The approaching convoy blasted a symphony of honking horns as they recognised their leader. Khosa had the Land Rover pull off the road, followed by the Mercedes box truck, and moments later they were surrounded by a roaring, bouncing mass of vehicles that skidded to a halt on the rough ground and spewed scores of Khosa’s militia fighters all running to greet and welcome him like a returning hero. The force of thirty that had travelled from Somalia had now swelled to over two hundred heavily armed soldiers. Ben hadn’t seen this many guns all together in one place in a long time.
Then the final vehicle at the tail end of the convoy came into view, still far off, a speeding black dot trailing a dust cloud and gradually growing larger.

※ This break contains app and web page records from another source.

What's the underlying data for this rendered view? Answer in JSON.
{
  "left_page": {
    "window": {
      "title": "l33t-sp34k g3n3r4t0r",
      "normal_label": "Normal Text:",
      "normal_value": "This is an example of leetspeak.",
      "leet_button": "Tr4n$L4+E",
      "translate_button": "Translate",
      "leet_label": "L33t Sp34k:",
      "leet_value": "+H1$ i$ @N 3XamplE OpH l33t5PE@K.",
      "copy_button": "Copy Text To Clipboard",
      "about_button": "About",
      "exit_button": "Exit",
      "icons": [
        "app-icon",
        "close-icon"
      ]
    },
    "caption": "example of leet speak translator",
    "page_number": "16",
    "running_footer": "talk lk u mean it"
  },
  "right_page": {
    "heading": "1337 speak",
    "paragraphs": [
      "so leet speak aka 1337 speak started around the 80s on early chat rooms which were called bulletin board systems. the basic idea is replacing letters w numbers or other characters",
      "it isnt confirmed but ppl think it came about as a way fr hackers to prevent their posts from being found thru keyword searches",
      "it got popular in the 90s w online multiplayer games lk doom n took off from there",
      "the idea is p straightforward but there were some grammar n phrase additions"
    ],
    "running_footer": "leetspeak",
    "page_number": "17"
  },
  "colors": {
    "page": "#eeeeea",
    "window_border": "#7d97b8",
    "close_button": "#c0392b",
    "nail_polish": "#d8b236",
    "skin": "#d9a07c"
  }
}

As he stepped down from the Land Rover and tried to spot Jude, Jeff and the others among the crowd disembarking from the box truck, Ben detected a palpable sense of excitement among the soldiers and heard exclamations of ‘Here he comes!’ and ‘Masango is coming!’
The car wasn’t an armoured pickup, nor a four-wheel-drive of any description, but a long Mercedes limousine, shiny black coachwork stained with the dirt of a long drive on unmade roads. It slowed as it reached the mass gathering of vehicles and pulled gently off the road, wallowing and rocking on its soft suspension. Its windows were a smoky tint just short of black, and Ben could make out no more than dark shapes in the front seats and nothing at all in the rear.
This would be Masango, Ben thought. But who was he?
Khosa had been doing an exultant victory lap of his two-hundred-strong fighting force when he saw the limo pull up and broke away from his men to come striding to meet it. He and the tall man in the grey suit shook hands and patted each other’s shoulders like old friends.
As much as Ben wanted to go and find Jude and his friends, he wanted to know who this man Masango was. He walked around the front of the parked Land Rover and leaned on its square wing, watching and listening.
‘You had us worried, Jean-Pierre,’ the tall man was saying. ‘When I heard about the plane—’
‘It was nothing,’ Khosa laughed, brushing it off. ‘I decided to take the scenic route.’
The scenic route, Ben thought, and went on watching the two men in disgust as they laughed and backslapped and bantered some more. Khosa seemed to sense Ben’s eyes on them. He turned and guided the tall man by the elbow to meet him, as if doing polite introductions on the country club lawn at a society party.
‘Soldier, I want you to meet César Masango,’ Khosa said, curling an arm around Masango’s shoulders. ‘He is my political attaché. He is the man who is going to help put me into power one day very soon.’
Masango offered his hand to Ben. ‘Pleased to make your acquaintance, Mister—?’
Ben ignored the hand and didn’t move or speak.
‘The soldier is my military advisor, but sometimes does not say very much,’ Khosa said, flashing a look at Ben.
Star of Africa by Scott Mariani / History & Fiction have rating 1 out of 5 / Based on2 votes